The founder of hot yoga has been ordered to pay more than $6m (£4.18m) to a lawyer who says he sexually harassed her and sacked her for investigating allegations against him.
US-based millionaire Bikram Choudhury, 69, is famous for the yoga method he began performing in a hot room in 2002.
The $6m is in addition to $1m Minakshi Jafa-Bodden was awarded on Monday.
She was head of legal and international affairs at Mr Choudhury's Los Angeles yoga school from 2011 until 2013.
Ms Jafa-Bodden said she was abruptly sacked from her position for refusing to cover up an investigation into a rape allegation.
On Tuesday, a jury in a Los Angeles court ordered the India-born guru to pay her nearly $6.5m in punitive damages, reports say.
The jury on Monday had awarded her nearly $1m in compensation after it decided that she was subjected to harassment, discrimination and retaliation.
That brings the total damages to more than $7m.
What is Bikram yoga?
Created by Bikram Choudhury this form of yoga is made up of a series of 26 postures which are performed in an extremely hot room.
The 90-minute classes are all taught in exactly the same way in rooms heated to 105F (40.5C) exactly.

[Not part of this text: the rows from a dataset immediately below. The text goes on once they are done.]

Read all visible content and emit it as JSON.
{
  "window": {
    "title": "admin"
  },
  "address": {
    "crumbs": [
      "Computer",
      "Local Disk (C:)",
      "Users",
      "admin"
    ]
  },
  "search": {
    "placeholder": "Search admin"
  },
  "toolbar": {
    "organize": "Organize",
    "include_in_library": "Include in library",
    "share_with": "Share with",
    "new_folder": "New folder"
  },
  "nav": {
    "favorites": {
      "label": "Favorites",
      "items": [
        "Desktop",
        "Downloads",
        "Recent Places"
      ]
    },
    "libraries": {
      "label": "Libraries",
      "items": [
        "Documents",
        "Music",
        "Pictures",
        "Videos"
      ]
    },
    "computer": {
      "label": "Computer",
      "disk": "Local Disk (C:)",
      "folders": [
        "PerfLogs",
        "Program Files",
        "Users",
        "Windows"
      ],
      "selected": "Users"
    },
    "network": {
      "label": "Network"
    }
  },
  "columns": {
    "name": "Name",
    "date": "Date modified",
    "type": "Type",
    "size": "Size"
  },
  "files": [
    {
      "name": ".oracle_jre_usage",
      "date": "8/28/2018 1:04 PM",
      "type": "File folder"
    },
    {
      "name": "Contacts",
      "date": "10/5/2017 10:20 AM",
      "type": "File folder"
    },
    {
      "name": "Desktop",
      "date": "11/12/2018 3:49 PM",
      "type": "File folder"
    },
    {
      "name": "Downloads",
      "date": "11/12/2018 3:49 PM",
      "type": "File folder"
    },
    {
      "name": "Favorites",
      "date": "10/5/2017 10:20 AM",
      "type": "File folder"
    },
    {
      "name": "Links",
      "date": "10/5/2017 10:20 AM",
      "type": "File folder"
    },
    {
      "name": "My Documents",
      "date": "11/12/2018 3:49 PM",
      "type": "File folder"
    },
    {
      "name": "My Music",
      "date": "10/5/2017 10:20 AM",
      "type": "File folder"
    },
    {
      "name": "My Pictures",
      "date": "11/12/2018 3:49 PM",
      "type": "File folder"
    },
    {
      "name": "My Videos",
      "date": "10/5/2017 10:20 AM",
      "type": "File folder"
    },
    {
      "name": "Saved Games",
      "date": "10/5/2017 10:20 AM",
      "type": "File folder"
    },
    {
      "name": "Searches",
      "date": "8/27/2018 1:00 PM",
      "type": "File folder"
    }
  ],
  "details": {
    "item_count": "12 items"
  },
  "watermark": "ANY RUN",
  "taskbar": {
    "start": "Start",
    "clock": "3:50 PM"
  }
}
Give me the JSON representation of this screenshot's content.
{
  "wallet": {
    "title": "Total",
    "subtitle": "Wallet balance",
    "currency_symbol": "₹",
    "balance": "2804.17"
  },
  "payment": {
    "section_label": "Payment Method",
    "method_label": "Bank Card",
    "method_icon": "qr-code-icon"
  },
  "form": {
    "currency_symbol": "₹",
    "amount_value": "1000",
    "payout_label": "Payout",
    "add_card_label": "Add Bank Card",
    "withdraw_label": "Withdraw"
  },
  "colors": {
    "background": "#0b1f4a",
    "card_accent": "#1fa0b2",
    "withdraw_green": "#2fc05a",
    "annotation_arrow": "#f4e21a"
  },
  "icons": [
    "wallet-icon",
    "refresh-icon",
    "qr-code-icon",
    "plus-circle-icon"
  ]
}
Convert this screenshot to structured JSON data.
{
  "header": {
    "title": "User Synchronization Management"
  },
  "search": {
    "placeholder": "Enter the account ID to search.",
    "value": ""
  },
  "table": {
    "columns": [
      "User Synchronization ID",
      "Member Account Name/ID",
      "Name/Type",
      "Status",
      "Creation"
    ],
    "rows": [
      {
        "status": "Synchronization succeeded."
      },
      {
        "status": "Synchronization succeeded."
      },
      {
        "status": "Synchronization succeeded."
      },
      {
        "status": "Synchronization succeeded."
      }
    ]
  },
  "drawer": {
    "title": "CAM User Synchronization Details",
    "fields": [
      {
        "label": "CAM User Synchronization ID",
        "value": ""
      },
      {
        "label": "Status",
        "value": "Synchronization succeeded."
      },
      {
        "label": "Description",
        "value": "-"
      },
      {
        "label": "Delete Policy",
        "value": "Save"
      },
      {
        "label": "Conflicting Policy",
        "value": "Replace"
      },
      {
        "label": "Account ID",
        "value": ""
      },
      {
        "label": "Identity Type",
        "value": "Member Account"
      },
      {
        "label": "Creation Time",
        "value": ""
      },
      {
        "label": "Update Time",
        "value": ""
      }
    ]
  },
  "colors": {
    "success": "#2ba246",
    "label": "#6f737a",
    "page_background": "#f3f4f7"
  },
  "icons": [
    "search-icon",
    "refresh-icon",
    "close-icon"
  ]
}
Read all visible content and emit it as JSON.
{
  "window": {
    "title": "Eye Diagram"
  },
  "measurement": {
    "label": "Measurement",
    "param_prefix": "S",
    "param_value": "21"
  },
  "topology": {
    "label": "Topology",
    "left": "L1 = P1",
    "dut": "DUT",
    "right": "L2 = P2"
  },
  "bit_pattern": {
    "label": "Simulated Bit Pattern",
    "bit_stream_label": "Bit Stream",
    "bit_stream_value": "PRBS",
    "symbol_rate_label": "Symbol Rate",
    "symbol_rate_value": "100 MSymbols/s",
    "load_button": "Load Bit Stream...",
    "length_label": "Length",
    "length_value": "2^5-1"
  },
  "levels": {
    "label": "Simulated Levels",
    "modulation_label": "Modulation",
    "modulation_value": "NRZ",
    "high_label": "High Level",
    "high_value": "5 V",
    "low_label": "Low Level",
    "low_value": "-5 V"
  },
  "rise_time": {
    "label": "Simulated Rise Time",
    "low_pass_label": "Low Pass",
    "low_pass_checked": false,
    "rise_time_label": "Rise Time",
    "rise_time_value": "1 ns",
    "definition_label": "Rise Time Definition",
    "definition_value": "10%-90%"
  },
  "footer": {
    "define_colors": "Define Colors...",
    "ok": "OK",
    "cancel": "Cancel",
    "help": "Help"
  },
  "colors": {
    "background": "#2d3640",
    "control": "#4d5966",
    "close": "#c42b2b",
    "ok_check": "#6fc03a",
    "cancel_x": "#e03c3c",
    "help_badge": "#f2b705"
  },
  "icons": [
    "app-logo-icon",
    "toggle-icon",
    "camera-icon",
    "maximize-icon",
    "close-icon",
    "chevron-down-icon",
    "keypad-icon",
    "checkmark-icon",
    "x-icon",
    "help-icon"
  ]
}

Because of this consistency across the world, Mr Choudhury refers to the practice as McYoga.
He teaches wearing small black pants, while followers also wear tight, skimpy clothing.
According to the Bikram yoga website, there are many rules for practitioners to follow.
"No physical, hands-on corrections or adjustments of students (with the exception of Bikram)," reads one of the guidelines.
"Clapping is not encouraged at the end of class (with the exception of spontaneous recognition of new students).
"It is highly recommended that studio owners and teachers refrain from romantic relationships with students and others within their Bikram Yoga College of India community."
Many followers are very loyal to Bikram yoga and credit it with changing their lives.
Celebrities including Madonna, Andy Murray, Gwyneth Paltrow and Goldie have all participated in Bikram yoga.
"Ms Jafa-Bodden faced retaliation and intimidation when she refused to stay silent about witnessing illegal behaviour,'' her attorney, Mark Quigley, said in a statement.
Mr Choudhury had dismissed the allegations during the trial and said Ms Jafa-Bodden was sacked from her job because she did not have a license to practice law in the US.
Separately, Mr Choudhury is facing accusations of sexual assault, with six women filing lawsuits against him. His lawyers say the claims are "false".
Hot yoga is now taught at more than 650 studios around the world.
In October, Mr Choudhury lost a court battle to copyright the poses.
The US court ruled that health-related yoga could not be copyrighted.